It began at about 09:00 (GMT and local time), during Mass.
The mayor of Dablo, Mr Zongo told the AFP news agency: “Armed individuals burst into the Catholic church… They started firing as the congregation tried to flee.
“There is an atmosphere of panic in the town. People are holed up in their homes, nothing is going on. The shops and stores are closed. It’s practically a ghost town,” he said.
Security sources told AFP that reinforcements were being sent from Barsalogho, some 45km (30 miles) to the south.
Who could be behind the attack?
Islamist groups have been blamed for a number of attacks in the West African nation in recent years.
Fighters affiliated to al-Qaeda and the Islamic State group as well as the local Ansarul Islam have been active in the region.
Last month, attackers targeted a Protestant church in the town of Silgadji, killing at least six people
And earlier in April, four people died when a Catholic church was attacked in a nearby village, the bishop of Dori in northern Burkina Faso told Vatican news agency Fides.
Schools and teachers have also been targeted by the groups, who are opposed to Western education.
On Friday, French special forces carried out a rescue mission in northern Burkina Faso, freeing four hostages.
It is believed the four – two French citizens kidnapped in Benin, a South Korean and an American – were being driven to Mali to be handed over to the militant group, Katiba Macina. Two French soldiers died during the mission.
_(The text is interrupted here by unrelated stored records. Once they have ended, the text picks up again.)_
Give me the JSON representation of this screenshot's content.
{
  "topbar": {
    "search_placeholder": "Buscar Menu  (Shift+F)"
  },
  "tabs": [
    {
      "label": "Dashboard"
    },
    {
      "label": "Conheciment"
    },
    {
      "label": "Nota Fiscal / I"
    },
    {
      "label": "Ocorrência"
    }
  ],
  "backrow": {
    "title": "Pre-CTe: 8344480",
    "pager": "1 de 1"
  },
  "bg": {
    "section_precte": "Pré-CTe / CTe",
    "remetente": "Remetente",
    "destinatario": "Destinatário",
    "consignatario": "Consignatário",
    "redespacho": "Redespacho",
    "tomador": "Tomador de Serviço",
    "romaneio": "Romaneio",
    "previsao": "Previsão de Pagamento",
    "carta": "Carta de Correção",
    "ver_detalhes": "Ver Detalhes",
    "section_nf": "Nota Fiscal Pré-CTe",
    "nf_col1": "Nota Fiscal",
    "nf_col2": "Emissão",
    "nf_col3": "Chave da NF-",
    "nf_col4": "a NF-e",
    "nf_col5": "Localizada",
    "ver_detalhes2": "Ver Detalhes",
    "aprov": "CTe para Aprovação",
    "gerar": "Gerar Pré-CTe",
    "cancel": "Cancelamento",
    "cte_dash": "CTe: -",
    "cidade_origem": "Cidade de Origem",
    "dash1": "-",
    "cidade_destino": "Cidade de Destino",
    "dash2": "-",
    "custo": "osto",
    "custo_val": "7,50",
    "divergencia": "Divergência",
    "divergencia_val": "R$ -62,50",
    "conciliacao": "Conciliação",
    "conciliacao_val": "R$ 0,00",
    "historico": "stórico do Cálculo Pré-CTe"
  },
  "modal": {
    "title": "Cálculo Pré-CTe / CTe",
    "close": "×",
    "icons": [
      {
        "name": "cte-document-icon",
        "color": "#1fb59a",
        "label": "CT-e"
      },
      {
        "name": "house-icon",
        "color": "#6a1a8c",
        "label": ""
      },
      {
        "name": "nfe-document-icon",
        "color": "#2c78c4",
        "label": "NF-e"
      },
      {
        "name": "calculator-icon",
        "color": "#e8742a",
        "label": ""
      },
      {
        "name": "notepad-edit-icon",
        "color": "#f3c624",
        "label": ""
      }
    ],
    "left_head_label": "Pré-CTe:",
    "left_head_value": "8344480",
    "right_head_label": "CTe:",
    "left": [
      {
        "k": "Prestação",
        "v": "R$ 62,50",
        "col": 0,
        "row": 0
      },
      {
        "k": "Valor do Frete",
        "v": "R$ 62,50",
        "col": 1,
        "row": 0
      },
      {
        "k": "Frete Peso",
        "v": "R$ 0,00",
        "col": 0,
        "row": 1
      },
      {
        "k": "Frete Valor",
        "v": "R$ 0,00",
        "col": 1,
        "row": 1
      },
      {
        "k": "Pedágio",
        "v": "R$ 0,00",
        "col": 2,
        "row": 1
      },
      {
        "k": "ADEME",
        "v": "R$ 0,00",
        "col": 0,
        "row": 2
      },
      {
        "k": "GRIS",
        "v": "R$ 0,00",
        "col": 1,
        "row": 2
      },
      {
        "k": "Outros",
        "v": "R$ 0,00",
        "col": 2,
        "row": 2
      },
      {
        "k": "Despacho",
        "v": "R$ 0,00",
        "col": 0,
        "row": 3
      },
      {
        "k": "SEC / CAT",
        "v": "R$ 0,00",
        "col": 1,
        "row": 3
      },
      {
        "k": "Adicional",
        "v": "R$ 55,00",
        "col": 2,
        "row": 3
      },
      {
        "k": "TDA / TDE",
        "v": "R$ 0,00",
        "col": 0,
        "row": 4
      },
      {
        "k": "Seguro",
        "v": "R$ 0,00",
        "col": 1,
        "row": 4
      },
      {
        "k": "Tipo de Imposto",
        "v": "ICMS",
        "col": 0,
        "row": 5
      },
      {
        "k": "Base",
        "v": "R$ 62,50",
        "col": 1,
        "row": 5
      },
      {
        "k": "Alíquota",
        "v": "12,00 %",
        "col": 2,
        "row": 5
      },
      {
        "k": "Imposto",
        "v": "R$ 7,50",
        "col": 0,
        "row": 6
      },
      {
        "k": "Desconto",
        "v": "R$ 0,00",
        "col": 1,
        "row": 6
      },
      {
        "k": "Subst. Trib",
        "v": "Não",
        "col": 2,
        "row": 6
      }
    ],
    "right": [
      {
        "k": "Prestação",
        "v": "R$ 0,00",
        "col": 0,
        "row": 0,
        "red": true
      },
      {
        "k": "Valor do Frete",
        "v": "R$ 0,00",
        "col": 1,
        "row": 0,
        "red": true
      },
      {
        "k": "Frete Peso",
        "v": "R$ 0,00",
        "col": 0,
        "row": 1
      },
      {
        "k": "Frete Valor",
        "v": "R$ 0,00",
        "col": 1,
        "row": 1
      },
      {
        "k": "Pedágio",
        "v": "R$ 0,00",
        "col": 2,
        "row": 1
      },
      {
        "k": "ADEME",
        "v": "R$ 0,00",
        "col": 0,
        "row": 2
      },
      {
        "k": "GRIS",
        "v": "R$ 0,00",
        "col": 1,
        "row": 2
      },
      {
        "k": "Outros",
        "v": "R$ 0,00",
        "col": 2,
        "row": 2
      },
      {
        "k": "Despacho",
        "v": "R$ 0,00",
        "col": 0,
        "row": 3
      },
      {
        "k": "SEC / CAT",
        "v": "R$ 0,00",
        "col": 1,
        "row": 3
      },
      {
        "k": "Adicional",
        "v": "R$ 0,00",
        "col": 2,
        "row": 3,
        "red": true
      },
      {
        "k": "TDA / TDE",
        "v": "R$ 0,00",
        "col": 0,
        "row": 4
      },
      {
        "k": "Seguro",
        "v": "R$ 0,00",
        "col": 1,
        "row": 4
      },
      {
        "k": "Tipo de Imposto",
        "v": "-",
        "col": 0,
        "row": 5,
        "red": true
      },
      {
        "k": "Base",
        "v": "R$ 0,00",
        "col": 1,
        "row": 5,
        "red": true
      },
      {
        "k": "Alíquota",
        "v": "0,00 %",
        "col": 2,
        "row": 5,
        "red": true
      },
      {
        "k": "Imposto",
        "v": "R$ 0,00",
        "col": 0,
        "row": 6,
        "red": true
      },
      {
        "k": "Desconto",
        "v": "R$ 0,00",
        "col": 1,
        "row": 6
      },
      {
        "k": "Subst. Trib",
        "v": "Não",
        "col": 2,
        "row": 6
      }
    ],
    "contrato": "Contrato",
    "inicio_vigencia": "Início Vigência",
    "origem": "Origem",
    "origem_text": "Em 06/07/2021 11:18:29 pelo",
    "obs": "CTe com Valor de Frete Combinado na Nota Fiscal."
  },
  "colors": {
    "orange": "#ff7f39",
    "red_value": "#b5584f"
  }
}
What’s the wider picture?
Burkina Faso is among countries in the vast Sahel region battling Islamist insurgencies in the region.
It formed a regional force, G5 Sahel, along with Niger, Chad, Mauritania and Mali to take on the militants.
In January, PM Paul Kaba Thieba resigned amid growing pressure over a rise in kidnappings and jihadist attacks, and Christophe Joseph Marie Dabiré was named his replacement.
France, a former colonial ruler in the region, has some 4,500 troops in four nations carrying out a mission codenamed Barkhane to counter jihadists.